Most of the time I think I should say we. I mean, Tess Thackara, one of the MA students, is the person who did all the work in the Whitney archives. All of the students who became fellows [Clara Chapin, Marie Coneys, Miles Debas, Jazmine Hayes, and Tess Thackara] interviewed the artists and crafted the biographical essays. Miles Debas went out to the Vivian Browne archives. They were engaged and they helped determine the checklist and the artists on the list.

Installation view: Acts of Art and Rebuttal in 1971, Hunter College Art Galleries, 2018. Photo by Stan Narten.

KC: Lastly, I wanted to ask how you felt taking on this topic as someone who presents as white, especially after the critique of Robert Doty [the curator of the Whitney’s Contemporary Black Artists in America exhibition]. It was clear from the turnout at the opening of the show that Acts of Art and Rebuttal was engaged with the community that was being represented. So, I wondered, how did you go from the past to that?

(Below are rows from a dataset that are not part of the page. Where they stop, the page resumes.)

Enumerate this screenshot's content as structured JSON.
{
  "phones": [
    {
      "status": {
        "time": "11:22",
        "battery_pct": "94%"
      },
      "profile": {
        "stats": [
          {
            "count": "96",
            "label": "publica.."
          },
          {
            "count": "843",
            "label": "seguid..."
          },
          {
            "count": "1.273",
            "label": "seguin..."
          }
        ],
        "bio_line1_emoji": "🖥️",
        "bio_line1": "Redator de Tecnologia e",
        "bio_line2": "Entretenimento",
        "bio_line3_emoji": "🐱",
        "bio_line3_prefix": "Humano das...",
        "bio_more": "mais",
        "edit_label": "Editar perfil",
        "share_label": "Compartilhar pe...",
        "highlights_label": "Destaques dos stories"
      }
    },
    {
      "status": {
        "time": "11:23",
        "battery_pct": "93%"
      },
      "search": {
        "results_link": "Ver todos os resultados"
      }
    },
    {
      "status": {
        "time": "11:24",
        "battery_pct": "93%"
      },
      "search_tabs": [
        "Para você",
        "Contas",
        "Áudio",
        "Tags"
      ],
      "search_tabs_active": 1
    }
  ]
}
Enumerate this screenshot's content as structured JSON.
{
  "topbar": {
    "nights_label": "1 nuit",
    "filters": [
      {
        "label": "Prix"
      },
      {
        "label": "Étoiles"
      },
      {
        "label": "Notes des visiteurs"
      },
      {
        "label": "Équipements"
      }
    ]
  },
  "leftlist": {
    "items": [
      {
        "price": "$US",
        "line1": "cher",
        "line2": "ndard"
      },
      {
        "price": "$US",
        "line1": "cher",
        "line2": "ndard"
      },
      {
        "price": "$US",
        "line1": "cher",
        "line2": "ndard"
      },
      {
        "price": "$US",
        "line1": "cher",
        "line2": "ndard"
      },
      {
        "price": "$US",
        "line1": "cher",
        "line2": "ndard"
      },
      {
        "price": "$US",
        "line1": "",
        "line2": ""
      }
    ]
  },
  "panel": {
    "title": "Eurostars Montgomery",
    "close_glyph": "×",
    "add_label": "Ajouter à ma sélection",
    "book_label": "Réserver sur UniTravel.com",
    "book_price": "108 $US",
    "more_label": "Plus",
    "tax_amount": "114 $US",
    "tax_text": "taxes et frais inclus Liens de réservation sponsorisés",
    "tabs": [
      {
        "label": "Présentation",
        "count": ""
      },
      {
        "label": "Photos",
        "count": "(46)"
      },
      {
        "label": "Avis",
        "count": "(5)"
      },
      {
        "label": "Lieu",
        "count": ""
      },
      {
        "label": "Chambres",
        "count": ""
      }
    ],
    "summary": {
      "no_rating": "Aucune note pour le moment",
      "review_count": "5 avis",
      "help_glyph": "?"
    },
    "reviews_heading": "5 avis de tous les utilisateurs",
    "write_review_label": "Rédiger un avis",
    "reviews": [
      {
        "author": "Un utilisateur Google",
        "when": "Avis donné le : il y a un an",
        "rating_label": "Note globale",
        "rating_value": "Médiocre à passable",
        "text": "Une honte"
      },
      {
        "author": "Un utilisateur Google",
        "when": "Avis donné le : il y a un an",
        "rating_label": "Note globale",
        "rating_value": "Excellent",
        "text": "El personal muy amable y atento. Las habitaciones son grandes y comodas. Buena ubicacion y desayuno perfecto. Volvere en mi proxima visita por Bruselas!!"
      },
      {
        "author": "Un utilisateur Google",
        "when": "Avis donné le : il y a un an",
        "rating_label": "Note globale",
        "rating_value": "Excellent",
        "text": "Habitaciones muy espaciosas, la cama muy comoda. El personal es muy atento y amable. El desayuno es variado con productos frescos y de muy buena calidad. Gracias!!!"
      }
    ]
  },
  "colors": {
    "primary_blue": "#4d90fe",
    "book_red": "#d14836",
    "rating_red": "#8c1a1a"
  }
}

HS: That is a real question and I have about three complex answers to it. One is that this is research I wanted to do, and histories I wanted to know, institutions I wanted to know. And then there’s Valerie Cassel Oliver’s suggestion that this is my work to do too. If these are questions you have about institutions, about roles, about artists, then do the work. There’s a quote that I use in the catalogue from [curator] Edmund Barry Gaither who basically says, the fact that there are Black museums and Black galleries does not absolve mainstream, white-identified institutions from doing this work.⁴ They have a responsibility to do the work too. And he says this needs to be part of general art history.

The way the catalogue essay ends, and this is something I learned, is that the same page of the New York Times that has the review of the Whitney’s Contemporary Black Artists in America and the Rebuttal—which both get dismissed in the crudest [way] possible—I mean, it’s like “they’re not very good and not very Black” is how John Canaday, the white critic dismissed them—that same page in the newspaper has Grace Cluck, the New York Times art writer, writing about the Guggenheim Museum’s cancellation of Hans Haacke’s survey exhibition because of his Shapolsky et al Real Estate Holdings work.⁵ There’s no contemporary art survey text, no writing on conceptual art, no writing on institutional critique, that doesn’t talk about the Hans Haacke work and the cancelling of the exhibition. And none of them talk about the Rebuttal exhibition or the idea of the counter exhibition as a mode of critique. But they’re on the same page. There’s some way that this is the same art history or part of the same art history, assuming we read them that way.

Interview has been condensed and edited.

Acts of Art and Rebuttal in 1971 is on display through Sunday, November 25, 2018 at Hunter College’s Bertha and Karl Leubsdorf Gallery, 132 East 68th Street New York, NY, 10065

¹Letter from Benny Andrews to Reginald Gammon, March 23, 1971. Reginald Gammon papers, 1927–2007, bulk 1960–2005. Archives of American Art, Smithsonian Institution. Series 2: Correspondence, 1964–2005: Andrews, Benny, 1971, 1992–2002.
²Lloyd, Tom, ed. Black Art Notes. Self-published, 1971.
³A photograph of Dindga McCannon’s personal archives presented at Hunter is included in Act of Art and Rebuttal in 1971 (New York: Hunter College Art Galleries, 2018), p. 100.
Edmund Barry Gaither, “Toward Viable Participation,” The Art Gallery (April 1970): 44. “[The] creation and development of Afro-American or Black museums does not relieve major American (white) art institutions of the responsibility to exhibit and collect the art of Afro-American artists, nor of the duty to integrate them into general art scholarship […] Afro-American museums do not negate or deny the need for galleries, other museums and college and university art programs to contribute to the educational and commercial expansion of art by Afro-Americans.’”
New York Times, April 7, 1971, p. 52.